After the war she was transferred to St. Petersburg, Florida, which remained her homeport for the rest of her Coast Guard career.  There she tended aids to navigation and conducted search and rescue and law enforcement duties when required.  On 3 October 1951 she rescued survivors from a small boat near St. Petersburg.  On 3 May 1952 she assisted in the recovery of bodies from an Air Force B-29 crash near Cedar Keys.  From 16 to 19 May of that same year she rescued three survivors from the fishing vessel Parnell.  From 22 to 24 November 1952 she helped free the tender Birch and a barge that had gone aground on Gasparilla Pass.

From 5 to 6 January 1953 she assisted a PBM flying boat and the next month, on 15 February, she searched for survivors from National Flight 470.  On 18 July 1954 she salvaged a Navy SNB aircraft off Tampa Bay.  On 4 October 1954 she searched for an overdue Navy Hellcat aircraft near Tampa.  From 5 to 6 February 1955 she assisted the fishing vessel Southsea of St. Petersburg.  Two days later, on 8 February, she towed the disabled trawler Bluebonnet to St. Petersburg.  On 29 March 1955 she assisted the USS LST-287 off Florida.  On 17 July 1955 she searched for the overdue motor vessel Fay off Florida.  On 12 December 1955 she towed the disabled fishing vessel Edward T to St. Petersburg.  On 4 May 1956 she towed the disabled tug Do All 3 to St. Petersburg.  On 17 October 1956 she assisted the disabled fishing vessel Eleanor Singleton and on 23 January 1957 she towed the disabled fishing vessels Cola II and Spray to Crystal River.  From 5 to 6 February 1957 she assisted the disabled fishing vessels Gulf Defender and Gulf Trader.  On 3 January 1958 she assisted the disabled fishing vessels Noahs Ark and Miss Jan off Key West.  On 31 January 1958 she assisted the fishing vessel Miss Mary near Tampa Bay.  
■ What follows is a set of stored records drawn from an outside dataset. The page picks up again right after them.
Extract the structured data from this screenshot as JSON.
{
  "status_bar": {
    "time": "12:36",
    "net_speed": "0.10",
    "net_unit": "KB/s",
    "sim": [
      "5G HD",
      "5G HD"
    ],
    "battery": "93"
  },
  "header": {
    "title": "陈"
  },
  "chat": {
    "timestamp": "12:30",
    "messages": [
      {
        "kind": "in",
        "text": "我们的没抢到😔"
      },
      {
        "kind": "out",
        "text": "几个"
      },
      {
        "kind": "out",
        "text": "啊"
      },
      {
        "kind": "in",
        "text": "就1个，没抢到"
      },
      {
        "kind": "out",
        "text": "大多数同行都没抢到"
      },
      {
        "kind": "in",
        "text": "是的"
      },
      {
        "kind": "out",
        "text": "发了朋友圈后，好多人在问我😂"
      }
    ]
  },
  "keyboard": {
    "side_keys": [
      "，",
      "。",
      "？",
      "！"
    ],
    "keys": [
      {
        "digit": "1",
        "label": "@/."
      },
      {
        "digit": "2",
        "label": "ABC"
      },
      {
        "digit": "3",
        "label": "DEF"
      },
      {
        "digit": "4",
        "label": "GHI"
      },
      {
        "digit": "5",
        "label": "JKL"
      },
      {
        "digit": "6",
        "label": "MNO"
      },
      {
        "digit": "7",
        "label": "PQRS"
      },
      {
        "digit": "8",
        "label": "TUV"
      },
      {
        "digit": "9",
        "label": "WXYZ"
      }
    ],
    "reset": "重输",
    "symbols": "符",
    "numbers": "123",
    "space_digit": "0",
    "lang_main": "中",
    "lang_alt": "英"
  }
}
On 22 September 1959 she assisted the fishing vessel Echo near St. Petersburg.  On 27 September 1959 she assisted the PC Capadoo.  From 9 to 12 November 1959 she assisted the fishing vessel Bonita.  From 7 to 8 March 1962 she towed the disabled fishing vessel Amber Jack to Tampa Bay.  From 29 November to 6 December 1962 she salvaged a Coast Guard HUS-1G helicopter that had crashed into the Gulf of Mexico.  On 28 January 1963 she escorted the NASA missile barge Promise to Fort Pierce, Florida.  From 11 to 20 April she again escorted the Promise.  From 2 to 3 November 1964 she towed disabled the fishing vessel Mystery from 90 miles west of Fort Myers, Florida to Charlotte Harbor.  On 27 November 1969 she salvaged the remains of a Coast Guard HH-52A helicopter that had crashed near Tarpon Springs, Florida.  In the early 1970s she salvaged a Navy A-5 Vigilante jet aircraft.

She was decommissioned on 15 July 1975 and was sold in December of that same year.


Cutter History File.  USCG Historian's Office, USCG HQ, Washington, D.C.

Douglas Peterson.  United States Lighthouse Service Tenders, 1840-1939. Annapolis: Eastwind Publishing, 2000.

Robert Scheina.  U.S. Coast Guard Cutters & Craft of World War II.  Annapolis, MD: Naval Institute Press, 1982.

Robert Scheina.  U.S. Coast Guard Cutters & Craft, 1946-1990.  Annapolis, MD: Naval Institute Press, 1990.